UBC has more than 100 courses with an Aboriginal focus and programs in nearly every faculty. These range from the Faculty of Arts’ First Nations Studies Program, which covers everything from Aboriginal art history to land claims, to the Sauder School of Business’ Ch’nook Aboriginal Business Program and Ts’Kel, an interdisciplinary, cross-faculty graduate studies program devoted to issues related to Indigenous research.
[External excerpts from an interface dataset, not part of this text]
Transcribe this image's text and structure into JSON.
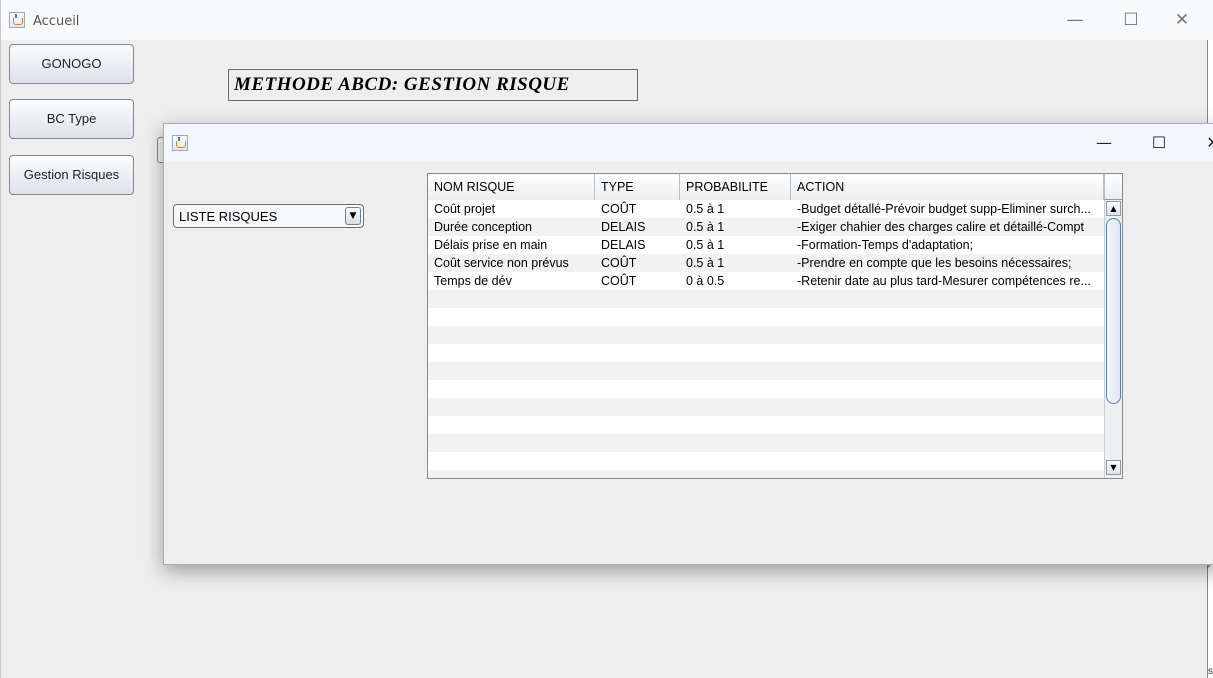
{
  "main_window": {
    "title": "Accueil",
    "controls": {
      "minimize": "—",
      "maximize": "☐",
      "close": "✕"
    },
    "nav_buttons": [
      "GONOGO",
      "BC Type",
      "Gestion Risques"
    ],
    "header": "METHODE ABCD: GESTION RISQUE"
  },
  "dialog": {
    "controls": {
      "minimize": "—",
      "maximize": "☐",
      "close": "✕"
    },
    "combo": {
      "selected": "LISTE RISQUES",
      "arrow": "▼"
    },
    "table": {
      "columns": [
        "NOM RISQUE",
        "TYPE",
        "PROBABILITE",
        "ACTION"
      ],
      "rows": [
        [
          "Coût projet",
          "COÛT",
          "0.5 à 1",
          "-Budget détallé-Prévoir budget supp-Eliminer surch..."
        ],
        [
          "Durée conception",
          "DELAIS",
          "0.5 à 1",
          "-Exiger chahier des charges calire et détaillé-Compt"
        ],
        [
          "Délais prise en main",
          "DELAIS",
          "0.5 à 1",
          "-Formation-Temps d'adaptation;"
        ],
        [
          "Coût service non prévus",
          "COÛT",
          "0.5 à 1",
          "-Prendre en compte que les besoins nécessaires;"
        ],
        [
          "Temps de dév",
          "COÛT",
          "0 à 0.5",
          "-Retenir date au plus tard-Mesurer compétences re..."
        ]
      ],
      "scroll_up": "▲",
      "scroll_down": "▼"
    }
  }
}
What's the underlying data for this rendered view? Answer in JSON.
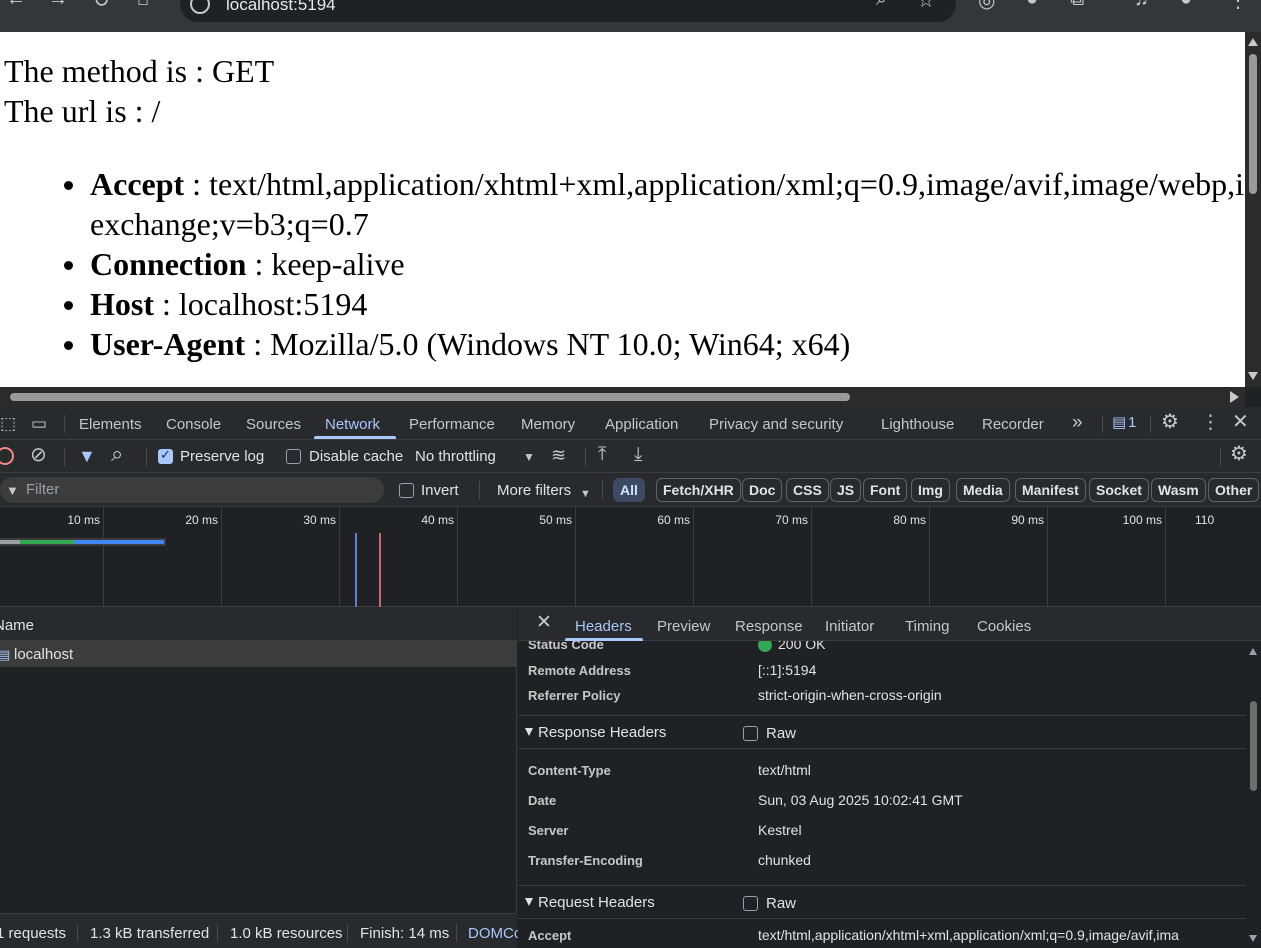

Since the late Frank Calder ( Nisga’a) — the first Status Indian elected to a legislature in Canada — graduated in 1946, UBC has educated generations of Aboriginal leaders, including B.C.’s new lieutenant-governor Stephen Point (Skowkale First Nation), retired judge and hereditary chief Alfred Scow (Kwicksutaineuk First Nation), Chief Kim Baird (Tsawwassen First Nation), Grand Chief Ed John (Tl’azt’en First Nation), the late Métis scholar and activist Howard Adams, and retired Senator Leonard Marchand (Okanagan First Nation).

For UBC’s more than 500 Aboriginal students, the First Nations Longhouse is a “home away from home” where students can study and learn in a surrounding that reflects Aboriginal traditions and cultures. A recipient of the Governor-General’s award for architecture (Larry McFarland Architects), it includes a Great Hall, Xwi7xwa Library, a computer lab, counselling, advising, and other student resources. It houses the First Nations Students Association and a variety of programs aimed at burgeoning Aboriginal leaders and scientists.

Vedan, a professor in UBC’s School of Social Work and Family Studies who will step down as FNHL director on June 30, says despite progress, there is still much needed to improve Aboriginal participation in post-secondary education, which currently sits at one-fifth the Canadian average.

To that end, FNLH supports a number of programs for Aboriginal students in elementary and high schools designed to promote literacy, numeracy, and ultimately, university. One of these is CEDAR (Cross-cultural Education through Demonstration, Action and Recreation), a Faculty of Science outreach program in which UBC students and faculty teach Aboriginal youth about science, agriculture, forestry and the arts through hands-on activities and events at UBC.

To celebrate FNHL’s 20th Anniversary, a series of public events will be held March 14-15, including a Director’s Panel, a keynote address by Indian and Northern Affairs treaty negotiator Darrel McLeod and an Aboriginal graduate research symposium entitled Ways of Being in the Academy. For more information, visit www.longhouse.ubc.ca.